● TASK OBJECTIVE
The lines you return should be those containing the string "container", taken from the data below.

● PROVIDED INFORMATION
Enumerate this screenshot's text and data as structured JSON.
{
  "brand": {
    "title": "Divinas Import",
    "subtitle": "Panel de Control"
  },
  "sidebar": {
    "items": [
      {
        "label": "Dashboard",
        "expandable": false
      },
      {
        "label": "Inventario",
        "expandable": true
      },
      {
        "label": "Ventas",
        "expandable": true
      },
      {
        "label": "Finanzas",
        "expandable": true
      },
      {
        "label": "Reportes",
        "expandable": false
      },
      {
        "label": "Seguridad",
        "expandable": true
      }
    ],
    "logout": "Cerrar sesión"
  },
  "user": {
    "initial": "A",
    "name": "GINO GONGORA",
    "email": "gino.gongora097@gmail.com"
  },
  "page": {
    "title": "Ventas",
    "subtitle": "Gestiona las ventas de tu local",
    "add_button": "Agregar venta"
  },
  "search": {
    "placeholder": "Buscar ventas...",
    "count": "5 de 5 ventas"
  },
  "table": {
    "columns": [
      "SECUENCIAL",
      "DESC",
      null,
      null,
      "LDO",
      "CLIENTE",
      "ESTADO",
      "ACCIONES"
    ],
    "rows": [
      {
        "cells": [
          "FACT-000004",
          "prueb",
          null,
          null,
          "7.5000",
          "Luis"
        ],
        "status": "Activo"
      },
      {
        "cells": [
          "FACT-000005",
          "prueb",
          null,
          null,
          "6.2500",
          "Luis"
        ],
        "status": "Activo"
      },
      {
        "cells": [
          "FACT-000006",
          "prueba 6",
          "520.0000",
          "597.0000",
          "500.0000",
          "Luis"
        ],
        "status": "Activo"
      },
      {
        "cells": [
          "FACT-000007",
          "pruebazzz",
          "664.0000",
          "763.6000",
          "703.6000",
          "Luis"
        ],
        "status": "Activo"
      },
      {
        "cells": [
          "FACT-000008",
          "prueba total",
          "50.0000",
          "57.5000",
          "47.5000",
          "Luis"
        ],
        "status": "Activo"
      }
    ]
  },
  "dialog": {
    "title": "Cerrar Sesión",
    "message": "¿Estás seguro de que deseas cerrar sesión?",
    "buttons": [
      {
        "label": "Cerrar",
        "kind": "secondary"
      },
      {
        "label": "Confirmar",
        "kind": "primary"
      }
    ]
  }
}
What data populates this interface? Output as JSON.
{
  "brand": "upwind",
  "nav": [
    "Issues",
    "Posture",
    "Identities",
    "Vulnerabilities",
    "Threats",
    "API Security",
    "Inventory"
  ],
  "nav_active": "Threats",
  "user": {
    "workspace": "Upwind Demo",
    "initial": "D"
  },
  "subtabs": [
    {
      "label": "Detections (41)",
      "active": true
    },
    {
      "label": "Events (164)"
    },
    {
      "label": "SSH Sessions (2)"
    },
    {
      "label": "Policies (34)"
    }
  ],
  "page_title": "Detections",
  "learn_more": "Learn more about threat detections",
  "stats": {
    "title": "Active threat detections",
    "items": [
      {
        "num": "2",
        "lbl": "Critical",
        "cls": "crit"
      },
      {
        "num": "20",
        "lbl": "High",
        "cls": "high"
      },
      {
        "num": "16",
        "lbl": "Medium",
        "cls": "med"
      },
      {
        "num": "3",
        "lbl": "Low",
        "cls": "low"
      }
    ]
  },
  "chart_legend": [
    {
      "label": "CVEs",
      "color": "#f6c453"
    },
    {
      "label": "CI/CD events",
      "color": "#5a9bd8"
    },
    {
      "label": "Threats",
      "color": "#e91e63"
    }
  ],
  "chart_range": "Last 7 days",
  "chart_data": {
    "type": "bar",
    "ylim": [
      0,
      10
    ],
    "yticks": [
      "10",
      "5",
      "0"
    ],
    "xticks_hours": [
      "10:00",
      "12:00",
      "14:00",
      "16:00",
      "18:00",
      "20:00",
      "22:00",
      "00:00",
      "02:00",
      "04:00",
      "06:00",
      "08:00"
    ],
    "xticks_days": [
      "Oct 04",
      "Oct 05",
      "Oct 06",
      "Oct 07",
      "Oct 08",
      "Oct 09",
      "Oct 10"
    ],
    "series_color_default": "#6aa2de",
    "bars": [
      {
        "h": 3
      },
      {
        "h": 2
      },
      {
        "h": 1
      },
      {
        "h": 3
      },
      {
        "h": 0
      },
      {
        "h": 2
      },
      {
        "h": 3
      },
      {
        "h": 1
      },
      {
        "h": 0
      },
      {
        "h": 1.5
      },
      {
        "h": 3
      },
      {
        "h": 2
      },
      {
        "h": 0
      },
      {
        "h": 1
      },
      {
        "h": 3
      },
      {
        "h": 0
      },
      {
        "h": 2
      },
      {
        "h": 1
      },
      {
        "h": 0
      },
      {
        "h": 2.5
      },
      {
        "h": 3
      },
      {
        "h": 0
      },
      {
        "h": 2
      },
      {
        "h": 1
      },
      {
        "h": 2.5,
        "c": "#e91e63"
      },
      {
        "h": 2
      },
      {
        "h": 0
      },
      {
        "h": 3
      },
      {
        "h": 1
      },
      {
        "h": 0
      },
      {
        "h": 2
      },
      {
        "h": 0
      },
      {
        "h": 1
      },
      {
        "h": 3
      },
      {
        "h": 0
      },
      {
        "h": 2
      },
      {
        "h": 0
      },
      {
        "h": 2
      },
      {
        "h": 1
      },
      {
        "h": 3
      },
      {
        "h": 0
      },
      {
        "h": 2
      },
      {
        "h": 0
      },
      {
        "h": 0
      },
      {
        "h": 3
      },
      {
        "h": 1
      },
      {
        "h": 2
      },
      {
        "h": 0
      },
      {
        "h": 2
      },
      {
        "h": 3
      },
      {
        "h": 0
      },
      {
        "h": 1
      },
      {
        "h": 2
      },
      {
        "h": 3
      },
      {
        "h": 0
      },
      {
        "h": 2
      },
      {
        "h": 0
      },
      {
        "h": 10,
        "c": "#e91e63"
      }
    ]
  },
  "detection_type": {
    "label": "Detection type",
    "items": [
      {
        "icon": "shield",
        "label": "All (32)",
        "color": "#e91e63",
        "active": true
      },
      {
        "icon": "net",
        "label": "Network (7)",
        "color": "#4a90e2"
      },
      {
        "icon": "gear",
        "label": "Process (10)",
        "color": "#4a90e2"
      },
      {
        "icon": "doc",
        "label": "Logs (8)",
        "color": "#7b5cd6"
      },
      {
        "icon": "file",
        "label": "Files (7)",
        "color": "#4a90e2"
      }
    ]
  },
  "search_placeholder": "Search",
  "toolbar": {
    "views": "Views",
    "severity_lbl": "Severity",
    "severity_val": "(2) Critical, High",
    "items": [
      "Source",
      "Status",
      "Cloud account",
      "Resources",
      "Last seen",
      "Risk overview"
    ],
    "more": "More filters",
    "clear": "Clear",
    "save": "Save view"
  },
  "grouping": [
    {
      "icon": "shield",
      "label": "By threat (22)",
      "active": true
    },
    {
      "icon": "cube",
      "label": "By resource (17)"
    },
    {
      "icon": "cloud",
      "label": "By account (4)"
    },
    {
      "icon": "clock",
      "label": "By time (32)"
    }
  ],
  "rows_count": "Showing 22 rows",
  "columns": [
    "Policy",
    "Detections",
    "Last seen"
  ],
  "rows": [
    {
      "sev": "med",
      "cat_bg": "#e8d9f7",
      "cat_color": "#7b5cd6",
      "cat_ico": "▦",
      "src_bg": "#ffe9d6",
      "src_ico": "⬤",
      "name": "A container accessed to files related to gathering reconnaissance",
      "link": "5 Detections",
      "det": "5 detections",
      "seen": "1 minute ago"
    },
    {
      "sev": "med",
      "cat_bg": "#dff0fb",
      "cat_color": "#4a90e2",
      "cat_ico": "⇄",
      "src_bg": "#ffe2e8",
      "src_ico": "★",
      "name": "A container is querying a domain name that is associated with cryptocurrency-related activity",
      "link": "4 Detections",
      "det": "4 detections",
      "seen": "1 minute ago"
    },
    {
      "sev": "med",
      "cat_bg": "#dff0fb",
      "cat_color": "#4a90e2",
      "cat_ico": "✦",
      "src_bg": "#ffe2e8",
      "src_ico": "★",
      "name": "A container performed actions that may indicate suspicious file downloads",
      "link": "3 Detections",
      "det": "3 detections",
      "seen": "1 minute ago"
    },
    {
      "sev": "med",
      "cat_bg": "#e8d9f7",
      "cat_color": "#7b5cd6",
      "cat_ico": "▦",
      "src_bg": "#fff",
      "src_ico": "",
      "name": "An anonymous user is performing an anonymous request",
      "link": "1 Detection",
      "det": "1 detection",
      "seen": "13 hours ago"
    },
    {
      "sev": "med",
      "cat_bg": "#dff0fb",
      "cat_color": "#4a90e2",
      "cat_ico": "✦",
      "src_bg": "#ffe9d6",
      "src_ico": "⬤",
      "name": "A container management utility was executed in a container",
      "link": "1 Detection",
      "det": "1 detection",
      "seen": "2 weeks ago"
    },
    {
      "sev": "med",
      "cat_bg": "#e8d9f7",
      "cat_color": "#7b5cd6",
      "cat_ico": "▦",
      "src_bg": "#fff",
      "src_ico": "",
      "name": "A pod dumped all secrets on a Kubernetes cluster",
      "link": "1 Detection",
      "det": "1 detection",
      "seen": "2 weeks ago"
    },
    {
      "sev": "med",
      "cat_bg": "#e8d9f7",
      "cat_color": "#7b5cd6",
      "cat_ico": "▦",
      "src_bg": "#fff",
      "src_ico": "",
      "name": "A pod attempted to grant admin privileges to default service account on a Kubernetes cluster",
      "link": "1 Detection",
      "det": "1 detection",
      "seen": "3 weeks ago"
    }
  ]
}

● ANSWER TO THIS PROBLEM
      "name": "A container accessed to files related to gathering reconnaissance",
      "name": "A container is querying a domain name that is associated with cryptocurrency-related activity",
      "name": "A container performed actions that may indicate suspicious file downloads",
      "name": "A container management utility was executed in a container",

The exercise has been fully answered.